Therefore, since the air is so thin within the thermosphere, such temperature values are not comparable to those of the troposphere or stratosphere hence the technology and innovation behind the SRM.

“Although the measured temperature is very hot, the thermosphere would actually feel very cold to human-being because the total energy of only a few air molecules residing there would not be enough to transfer any appreciable heat to human skin,” Prof Kassaye explained.

Prof Shem Wandiga lecturer, University of Nairobi, recalled the 2016 United Nations climate conference reaffirmation by nearly 200 countries of their “highest political commitment” to combating global warming.

Prof Wandiga regretted climate change skeptic United States President, Donald Trump remarks and pulling out of the Paris Accord and commitments and termed it as an enemy of atmosphere.

Prof Wandiga said after all Paris Accord 2016, reflects the fact that highlights of the conference were presentations by individual countries of their plans to achieve agreed national targets in cutting greenhouse gas emissions.

“This is a key step and reflects the fact that the Paris Agreement is a flexible, “bottom-up” approach where countries developed spoke freely of their plans to realize emissions targets with national and sub-national governments working in partnership with business community,” Prof Wandiga said.

“In other words, while the Paris Agreement created a global architecture for tackling global warming, it recognizes that diverse, often decentralized policies will be required by different types of economies to meet climate commitments,” Prof Wandiga clarified.

Prof Wandiga acknowledged while the wisdom of SRM appears obvious, it represents a breakthrough away from the more rigid “top-down” Kyoto Protocol framework of 1997.

Prof Wandiga noted while Kyoto worked in 1997 for the 37 developed countries and the European Union states who agreed it, a different way of working is needed for the more complex Paris deal.

“The Paris Agreement involves more than 170 diverse developing and developed states that agreed to reduce global carbon dioxide emissions by 80 percent by 2050. Now we need not to be left behind in this SRM either way socially or politically,” Prof Wandiga emphasized.

Prof Ratemo Michieka, Fellow and Honorary Secretary of the Kenya National Academy of Sciences (KNAS) said SRM is a good approach and makes sense as reflected in the diversity of climate measures for different countries.

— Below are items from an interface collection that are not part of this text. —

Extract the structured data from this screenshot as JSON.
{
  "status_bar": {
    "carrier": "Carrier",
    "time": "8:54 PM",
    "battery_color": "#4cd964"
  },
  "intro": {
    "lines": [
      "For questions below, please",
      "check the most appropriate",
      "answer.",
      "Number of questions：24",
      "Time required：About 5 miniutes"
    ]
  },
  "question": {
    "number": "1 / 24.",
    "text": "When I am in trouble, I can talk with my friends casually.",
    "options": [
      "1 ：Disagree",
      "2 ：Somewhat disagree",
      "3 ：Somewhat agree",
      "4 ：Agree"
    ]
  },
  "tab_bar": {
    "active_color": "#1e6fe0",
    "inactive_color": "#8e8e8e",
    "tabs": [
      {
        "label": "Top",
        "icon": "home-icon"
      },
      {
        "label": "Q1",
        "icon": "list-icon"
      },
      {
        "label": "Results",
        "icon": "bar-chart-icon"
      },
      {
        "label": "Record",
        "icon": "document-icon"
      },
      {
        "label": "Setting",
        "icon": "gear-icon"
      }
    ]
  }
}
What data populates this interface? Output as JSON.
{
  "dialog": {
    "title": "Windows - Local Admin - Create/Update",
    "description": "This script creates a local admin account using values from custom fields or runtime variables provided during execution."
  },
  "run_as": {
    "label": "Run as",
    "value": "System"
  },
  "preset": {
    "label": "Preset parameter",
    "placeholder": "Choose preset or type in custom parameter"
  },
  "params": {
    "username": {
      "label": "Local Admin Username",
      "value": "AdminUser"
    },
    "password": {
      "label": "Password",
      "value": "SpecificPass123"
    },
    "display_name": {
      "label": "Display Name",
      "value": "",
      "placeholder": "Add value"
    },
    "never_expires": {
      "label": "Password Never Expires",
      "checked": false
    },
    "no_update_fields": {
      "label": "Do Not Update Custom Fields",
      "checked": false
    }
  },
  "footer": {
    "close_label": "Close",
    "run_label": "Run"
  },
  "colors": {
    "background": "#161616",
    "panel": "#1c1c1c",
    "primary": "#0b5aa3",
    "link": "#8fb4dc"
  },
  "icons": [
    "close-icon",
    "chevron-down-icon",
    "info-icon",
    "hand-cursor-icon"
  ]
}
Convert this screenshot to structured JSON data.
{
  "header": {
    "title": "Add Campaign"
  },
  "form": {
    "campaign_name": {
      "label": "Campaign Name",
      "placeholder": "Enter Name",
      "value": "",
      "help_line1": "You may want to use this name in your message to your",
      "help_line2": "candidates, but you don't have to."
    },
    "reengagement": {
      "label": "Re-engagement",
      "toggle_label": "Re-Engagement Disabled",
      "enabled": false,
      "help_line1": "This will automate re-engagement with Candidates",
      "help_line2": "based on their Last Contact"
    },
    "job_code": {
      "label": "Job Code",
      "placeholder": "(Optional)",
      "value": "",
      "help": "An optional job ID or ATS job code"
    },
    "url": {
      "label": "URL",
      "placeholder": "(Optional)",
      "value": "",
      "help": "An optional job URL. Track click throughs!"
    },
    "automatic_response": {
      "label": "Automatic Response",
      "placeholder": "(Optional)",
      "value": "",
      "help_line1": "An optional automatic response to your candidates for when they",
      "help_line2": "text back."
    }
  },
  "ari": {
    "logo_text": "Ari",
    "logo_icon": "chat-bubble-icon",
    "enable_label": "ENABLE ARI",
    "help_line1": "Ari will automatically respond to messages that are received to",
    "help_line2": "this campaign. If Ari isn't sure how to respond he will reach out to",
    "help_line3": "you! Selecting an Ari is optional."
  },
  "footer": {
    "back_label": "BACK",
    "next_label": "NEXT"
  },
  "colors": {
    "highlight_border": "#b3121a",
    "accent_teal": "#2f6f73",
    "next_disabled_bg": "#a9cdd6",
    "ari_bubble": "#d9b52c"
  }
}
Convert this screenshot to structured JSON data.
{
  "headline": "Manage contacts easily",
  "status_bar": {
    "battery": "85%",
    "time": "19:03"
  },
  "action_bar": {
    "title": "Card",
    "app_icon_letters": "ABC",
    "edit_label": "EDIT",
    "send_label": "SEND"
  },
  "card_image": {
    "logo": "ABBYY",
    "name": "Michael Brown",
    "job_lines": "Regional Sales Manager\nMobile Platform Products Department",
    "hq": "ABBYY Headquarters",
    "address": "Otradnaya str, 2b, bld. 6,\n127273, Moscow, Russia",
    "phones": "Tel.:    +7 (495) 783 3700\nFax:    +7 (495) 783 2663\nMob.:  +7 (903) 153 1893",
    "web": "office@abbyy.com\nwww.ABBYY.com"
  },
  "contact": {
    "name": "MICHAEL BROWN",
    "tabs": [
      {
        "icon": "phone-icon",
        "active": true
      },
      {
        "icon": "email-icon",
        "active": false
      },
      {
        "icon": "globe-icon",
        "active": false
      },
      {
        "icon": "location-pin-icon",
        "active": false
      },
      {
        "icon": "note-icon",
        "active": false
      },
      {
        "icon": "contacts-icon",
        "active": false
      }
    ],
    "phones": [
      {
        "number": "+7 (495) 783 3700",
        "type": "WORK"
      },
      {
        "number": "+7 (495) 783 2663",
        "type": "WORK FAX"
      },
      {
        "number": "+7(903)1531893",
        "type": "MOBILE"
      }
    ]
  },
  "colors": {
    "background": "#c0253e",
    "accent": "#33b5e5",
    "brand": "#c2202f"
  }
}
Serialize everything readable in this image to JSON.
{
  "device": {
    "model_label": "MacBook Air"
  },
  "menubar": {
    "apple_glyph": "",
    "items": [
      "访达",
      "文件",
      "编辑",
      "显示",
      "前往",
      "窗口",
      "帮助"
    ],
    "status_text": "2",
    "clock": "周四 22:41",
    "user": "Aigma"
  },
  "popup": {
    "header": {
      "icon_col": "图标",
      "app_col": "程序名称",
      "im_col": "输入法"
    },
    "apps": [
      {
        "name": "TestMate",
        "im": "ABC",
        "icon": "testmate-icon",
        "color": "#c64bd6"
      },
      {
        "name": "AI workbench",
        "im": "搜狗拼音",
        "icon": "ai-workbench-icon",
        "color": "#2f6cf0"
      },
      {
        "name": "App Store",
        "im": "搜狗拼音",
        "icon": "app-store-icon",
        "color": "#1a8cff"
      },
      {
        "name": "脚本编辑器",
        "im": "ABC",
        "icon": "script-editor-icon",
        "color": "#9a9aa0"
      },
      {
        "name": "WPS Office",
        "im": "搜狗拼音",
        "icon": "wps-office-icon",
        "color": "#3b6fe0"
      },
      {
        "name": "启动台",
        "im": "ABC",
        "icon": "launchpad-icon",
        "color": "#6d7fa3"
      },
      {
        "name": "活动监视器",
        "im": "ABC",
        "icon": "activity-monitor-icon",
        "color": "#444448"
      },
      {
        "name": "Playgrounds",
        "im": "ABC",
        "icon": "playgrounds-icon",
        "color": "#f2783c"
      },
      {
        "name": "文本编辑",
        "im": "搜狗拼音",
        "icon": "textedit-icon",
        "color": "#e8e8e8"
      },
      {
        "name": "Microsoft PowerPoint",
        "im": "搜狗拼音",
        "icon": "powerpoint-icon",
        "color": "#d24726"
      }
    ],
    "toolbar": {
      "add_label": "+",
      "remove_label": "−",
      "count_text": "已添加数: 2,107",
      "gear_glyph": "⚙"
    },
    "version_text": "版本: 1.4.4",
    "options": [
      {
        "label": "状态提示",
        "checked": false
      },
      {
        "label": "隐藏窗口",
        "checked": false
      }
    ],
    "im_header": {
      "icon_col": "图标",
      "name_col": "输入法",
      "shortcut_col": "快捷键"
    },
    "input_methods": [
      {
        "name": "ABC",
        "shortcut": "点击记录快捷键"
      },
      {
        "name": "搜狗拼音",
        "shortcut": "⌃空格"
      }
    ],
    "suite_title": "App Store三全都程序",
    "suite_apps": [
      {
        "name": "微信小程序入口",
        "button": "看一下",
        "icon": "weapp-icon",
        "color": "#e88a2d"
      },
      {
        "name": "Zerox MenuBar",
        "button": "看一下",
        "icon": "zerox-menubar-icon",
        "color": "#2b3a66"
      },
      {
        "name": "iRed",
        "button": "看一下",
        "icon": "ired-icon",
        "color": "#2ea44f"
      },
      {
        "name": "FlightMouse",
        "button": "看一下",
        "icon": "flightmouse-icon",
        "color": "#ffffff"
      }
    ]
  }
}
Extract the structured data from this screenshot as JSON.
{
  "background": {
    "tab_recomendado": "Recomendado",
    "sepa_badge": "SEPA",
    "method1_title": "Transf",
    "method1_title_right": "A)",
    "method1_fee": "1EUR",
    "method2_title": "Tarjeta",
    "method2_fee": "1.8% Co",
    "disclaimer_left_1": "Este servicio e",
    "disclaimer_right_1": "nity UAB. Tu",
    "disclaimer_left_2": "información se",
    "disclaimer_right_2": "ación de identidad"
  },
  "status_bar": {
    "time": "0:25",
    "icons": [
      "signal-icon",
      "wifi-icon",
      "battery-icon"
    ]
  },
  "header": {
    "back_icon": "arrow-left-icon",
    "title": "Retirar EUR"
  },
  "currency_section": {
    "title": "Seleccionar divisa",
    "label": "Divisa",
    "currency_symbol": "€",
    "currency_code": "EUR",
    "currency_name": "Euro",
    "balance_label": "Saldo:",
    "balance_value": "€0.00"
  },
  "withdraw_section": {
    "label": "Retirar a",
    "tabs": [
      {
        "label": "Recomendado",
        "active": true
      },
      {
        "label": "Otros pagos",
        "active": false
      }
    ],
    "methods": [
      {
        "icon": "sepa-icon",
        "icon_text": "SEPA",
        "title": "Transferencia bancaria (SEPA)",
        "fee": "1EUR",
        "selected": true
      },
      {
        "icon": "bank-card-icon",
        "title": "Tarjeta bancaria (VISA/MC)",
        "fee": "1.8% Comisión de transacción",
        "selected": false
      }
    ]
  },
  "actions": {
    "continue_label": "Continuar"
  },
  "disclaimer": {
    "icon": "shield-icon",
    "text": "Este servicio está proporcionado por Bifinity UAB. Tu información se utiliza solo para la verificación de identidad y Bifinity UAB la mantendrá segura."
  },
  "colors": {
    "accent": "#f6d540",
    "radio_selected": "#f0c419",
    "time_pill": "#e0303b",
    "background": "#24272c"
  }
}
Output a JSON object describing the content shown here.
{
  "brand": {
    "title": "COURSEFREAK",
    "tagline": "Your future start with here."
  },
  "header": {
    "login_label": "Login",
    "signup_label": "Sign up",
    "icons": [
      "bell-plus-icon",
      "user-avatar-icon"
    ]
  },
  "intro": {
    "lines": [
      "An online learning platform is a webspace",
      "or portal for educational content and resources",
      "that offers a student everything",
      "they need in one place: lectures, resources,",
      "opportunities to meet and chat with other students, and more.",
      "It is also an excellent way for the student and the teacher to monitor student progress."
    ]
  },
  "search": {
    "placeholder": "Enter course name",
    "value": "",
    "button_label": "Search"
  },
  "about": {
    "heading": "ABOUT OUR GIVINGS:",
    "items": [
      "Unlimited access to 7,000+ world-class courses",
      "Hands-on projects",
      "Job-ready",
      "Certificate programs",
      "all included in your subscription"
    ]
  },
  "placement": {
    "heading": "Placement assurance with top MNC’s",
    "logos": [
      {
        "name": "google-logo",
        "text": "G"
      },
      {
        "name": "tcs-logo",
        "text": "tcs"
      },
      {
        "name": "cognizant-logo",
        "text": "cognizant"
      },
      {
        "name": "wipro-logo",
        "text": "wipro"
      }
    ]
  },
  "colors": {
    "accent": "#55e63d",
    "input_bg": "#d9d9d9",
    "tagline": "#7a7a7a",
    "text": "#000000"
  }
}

It means countries have started to make response to global warming effects but must be politically endeavored to succeed.

“For every research on technology and innovation to succeed, there must be political will without which no funding and licensing it can get. Research needs money, so let us involve governments in this SRM innovation early enough instead of complaining for lack of funds,” Michieka challenged fellow participants.